The key to choosing the right business devices for your team is first understanding what your team’s needs are as a whole and balancing that with each member’s individual requirements. Getting your specific answers may require some soul searching on your part but this guide will give you some general areas to be cognizant of.
Your Budget for Business Devices
Having a budget for your business devices can be both a blessing and a curse. When considering how much to spend it’s best to be realistic to your needs. While we would like to get the best features, a good budget will help you narrow down your choices and reduce overspending that may actually be more of a hinderance than a benefit.
Consider what each team member is working on and what software they will use on a regular basis. Understanding the minimum and recommended requirements for these applications can help you decide what specification to prioritize. Certain workloads may require sustained performance over a long period time which a more powerful CPU will certainly be handy for. Do you have a role that requires 3D rendering software? Then you may want to spend more on a graphics card or a setup that has good integrated graphics.
The problem of storage today is a little more tricky than it use to be. With the benefit of faster SSD’s (solid state drives) that have smaller storage options and the availability of cloud storage, less might actually be more. Consider the types of files you’ll be accessing on a daily basis and also how fast your team’s internet connection is to determine which option is the most economical for your office. If you have a team member that’s on the road with spotty internet access then they may need to store all their files locally.
Where your team will be working is crucial to the form factor of their devices. Are you in an office setting or is your team traveling between worksites? Portability comes at a cost so consider whether your team needs laptops for mobility or will having more powerful desktop setups yield more productivity. If your team works remotely, it’s also prudent to keep in mind the kinds of environment they’ll be in if they’re just at home. Perhaps a more durable device is needed if you have people working in rugged settings.
Business Device Security
It’s always important to secure your company assets and that includes all of your files and business devices. While most devices will have some basic security features you should consider what a security breach would cost your company and act accordingly. Biometric authentication and added encryption features will help you secure your data should devices be lost of stolen.
Connected Business Devices
It’s important not to simply think of a computer as a device in isolation but also imagine what equipment your team will need to interface with. This may come down to each employee’s own personal preference for peripherals or it can be a crucial requirement rendering certain tasks impossible. Whether you have equipment that requires specific ports or just want to make sure your team isn’t lugging around half a dozen dongles and adapters make sure your devices have the right connectivity options for everyone.
Similar to connectivity it’s crucial to understand what digital environment your equipment or applications work best in. While you may like the aesthetics of Apple products, they may not be compatible with your team’s workflow. So, understand what operating system you need whether, it’s MacOS, Windows, or Linux, and consider each team member’s individual needs/preferences as well as how they can collab with each other.
Business Devices – Brands/Models that you can start with:
- Lenovo Thinkpads/Thinkstations
- Apple Macbooks/iMacs

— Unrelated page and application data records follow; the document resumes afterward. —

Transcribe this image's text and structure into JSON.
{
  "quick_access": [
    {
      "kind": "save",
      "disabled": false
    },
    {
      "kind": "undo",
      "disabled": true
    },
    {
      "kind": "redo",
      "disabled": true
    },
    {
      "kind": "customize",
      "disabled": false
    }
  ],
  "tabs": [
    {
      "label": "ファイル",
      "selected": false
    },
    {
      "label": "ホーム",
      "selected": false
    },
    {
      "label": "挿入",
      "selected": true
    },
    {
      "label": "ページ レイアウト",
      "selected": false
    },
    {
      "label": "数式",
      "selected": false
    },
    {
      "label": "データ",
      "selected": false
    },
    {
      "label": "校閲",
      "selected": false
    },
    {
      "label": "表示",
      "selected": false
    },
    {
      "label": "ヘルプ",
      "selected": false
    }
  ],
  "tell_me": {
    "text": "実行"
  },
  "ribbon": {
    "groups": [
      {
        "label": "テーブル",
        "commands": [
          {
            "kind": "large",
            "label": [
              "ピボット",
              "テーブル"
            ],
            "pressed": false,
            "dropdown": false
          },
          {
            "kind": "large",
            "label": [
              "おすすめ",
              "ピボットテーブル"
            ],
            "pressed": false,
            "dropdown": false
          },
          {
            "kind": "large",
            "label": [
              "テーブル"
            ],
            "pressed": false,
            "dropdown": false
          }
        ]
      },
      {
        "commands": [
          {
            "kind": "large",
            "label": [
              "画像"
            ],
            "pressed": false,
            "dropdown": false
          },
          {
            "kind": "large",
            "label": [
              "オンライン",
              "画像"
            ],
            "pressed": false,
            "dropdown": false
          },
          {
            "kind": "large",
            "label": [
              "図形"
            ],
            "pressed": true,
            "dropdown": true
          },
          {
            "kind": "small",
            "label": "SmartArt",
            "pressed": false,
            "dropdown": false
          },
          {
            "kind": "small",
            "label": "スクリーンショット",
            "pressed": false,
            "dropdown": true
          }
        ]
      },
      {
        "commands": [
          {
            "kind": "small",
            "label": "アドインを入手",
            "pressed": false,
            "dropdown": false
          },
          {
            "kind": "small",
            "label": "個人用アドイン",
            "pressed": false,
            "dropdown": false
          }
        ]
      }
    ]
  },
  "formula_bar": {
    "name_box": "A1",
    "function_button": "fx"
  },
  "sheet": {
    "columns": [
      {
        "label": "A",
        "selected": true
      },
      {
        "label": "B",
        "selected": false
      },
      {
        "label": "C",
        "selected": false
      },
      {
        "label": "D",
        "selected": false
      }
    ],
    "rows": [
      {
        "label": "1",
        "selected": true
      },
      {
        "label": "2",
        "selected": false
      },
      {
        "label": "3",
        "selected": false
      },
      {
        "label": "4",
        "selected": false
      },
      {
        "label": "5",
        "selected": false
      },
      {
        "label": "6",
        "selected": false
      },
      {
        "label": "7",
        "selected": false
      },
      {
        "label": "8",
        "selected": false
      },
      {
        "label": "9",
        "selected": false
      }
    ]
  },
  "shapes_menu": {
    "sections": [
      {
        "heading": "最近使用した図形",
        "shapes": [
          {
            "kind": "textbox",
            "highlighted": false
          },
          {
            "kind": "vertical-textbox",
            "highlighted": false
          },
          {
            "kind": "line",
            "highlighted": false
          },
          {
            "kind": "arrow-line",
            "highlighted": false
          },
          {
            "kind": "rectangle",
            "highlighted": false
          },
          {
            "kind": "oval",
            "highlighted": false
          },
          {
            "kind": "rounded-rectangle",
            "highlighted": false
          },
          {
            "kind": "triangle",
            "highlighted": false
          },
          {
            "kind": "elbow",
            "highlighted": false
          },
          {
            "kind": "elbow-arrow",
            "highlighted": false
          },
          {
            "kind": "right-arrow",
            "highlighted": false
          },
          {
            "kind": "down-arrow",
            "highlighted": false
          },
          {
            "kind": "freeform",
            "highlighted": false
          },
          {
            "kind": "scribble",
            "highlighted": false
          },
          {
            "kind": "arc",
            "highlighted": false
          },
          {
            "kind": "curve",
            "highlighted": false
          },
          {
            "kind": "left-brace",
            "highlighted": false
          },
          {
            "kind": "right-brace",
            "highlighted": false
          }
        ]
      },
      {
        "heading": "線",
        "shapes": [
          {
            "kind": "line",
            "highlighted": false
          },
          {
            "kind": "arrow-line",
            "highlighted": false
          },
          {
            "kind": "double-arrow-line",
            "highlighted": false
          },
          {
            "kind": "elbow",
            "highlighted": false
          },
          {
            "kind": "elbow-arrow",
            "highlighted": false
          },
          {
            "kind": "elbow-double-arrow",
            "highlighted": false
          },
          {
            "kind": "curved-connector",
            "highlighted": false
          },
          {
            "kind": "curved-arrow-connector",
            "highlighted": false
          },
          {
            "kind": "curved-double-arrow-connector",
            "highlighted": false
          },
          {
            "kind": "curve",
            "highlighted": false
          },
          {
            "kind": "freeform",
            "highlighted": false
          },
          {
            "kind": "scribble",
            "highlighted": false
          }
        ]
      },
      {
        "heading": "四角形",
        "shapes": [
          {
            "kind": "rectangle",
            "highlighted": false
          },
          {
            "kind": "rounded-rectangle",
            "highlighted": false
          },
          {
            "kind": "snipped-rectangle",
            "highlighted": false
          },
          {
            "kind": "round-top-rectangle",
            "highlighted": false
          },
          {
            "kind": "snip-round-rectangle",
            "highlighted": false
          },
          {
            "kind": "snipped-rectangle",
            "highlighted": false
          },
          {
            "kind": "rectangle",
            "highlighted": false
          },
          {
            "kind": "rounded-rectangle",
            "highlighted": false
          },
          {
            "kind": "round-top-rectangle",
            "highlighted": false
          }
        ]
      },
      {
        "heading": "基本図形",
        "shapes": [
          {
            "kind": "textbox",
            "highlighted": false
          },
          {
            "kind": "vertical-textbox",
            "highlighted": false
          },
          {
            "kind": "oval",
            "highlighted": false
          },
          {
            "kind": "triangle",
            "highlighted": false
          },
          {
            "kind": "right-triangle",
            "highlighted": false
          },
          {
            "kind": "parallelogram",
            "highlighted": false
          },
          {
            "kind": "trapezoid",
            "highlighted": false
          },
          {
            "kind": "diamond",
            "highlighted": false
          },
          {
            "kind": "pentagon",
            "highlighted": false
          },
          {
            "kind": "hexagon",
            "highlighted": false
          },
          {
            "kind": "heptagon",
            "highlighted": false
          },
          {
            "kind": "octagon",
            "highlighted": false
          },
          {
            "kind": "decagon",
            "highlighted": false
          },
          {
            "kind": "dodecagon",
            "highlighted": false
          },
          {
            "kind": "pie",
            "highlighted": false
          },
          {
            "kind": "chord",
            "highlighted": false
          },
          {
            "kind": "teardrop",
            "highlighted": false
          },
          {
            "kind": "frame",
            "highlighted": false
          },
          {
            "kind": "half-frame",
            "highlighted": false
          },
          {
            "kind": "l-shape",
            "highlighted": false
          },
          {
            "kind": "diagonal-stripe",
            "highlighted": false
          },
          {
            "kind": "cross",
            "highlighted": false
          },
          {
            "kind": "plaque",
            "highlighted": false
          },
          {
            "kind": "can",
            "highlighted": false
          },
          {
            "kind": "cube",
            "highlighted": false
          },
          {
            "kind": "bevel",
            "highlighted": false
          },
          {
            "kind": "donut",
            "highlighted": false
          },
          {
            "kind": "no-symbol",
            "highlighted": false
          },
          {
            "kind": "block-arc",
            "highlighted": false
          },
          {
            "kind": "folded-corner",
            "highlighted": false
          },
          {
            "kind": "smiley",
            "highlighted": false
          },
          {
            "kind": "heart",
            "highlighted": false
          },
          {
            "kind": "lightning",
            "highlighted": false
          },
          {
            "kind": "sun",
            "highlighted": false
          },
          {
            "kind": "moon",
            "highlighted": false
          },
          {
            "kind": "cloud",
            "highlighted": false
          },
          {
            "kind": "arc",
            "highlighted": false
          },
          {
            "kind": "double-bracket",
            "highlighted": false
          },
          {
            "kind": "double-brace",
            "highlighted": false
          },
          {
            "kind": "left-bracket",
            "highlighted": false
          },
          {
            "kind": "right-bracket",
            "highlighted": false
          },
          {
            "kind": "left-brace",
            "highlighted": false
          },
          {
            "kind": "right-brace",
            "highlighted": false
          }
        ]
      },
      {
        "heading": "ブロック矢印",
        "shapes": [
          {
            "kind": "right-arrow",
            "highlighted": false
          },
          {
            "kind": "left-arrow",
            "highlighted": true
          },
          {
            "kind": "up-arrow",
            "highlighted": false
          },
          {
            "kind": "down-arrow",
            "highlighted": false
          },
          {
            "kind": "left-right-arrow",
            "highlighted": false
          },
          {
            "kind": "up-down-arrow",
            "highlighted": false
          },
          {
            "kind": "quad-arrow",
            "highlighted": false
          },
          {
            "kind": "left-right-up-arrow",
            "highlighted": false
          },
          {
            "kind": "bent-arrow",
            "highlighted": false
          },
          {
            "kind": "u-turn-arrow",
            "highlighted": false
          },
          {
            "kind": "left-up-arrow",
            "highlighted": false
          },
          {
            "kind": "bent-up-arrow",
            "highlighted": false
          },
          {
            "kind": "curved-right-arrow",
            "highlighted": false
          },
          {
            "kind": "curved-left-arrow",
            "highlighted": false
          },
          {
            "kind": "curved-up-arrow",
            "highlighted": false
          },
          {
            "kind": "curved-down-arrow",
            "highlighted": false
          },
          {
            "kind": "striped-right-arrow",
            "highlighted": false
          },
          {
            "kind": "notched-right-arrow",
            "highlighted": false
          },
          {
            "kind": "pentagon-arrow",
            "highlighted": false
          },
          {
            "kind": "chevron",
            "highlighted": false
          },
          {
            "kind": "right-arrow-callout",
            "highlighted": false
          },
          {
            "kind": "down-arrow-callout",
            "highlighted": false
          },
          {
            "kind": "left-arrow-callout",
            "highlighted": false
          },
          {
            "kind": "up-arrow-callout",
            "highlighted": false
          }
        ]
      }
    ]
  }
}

- HP Elite Books/Z2 Towers
- Dell Precision/Precision Towers
Whether you’re an IT specialist or just an owner operator deciding on your office equipment for the first time it’s always difficult to juggle the needs of your entire team. If you’re not sure what you need you can always talk to a computer rental expert and test drive your setup before you commit to a decision that may affect the performance of your business.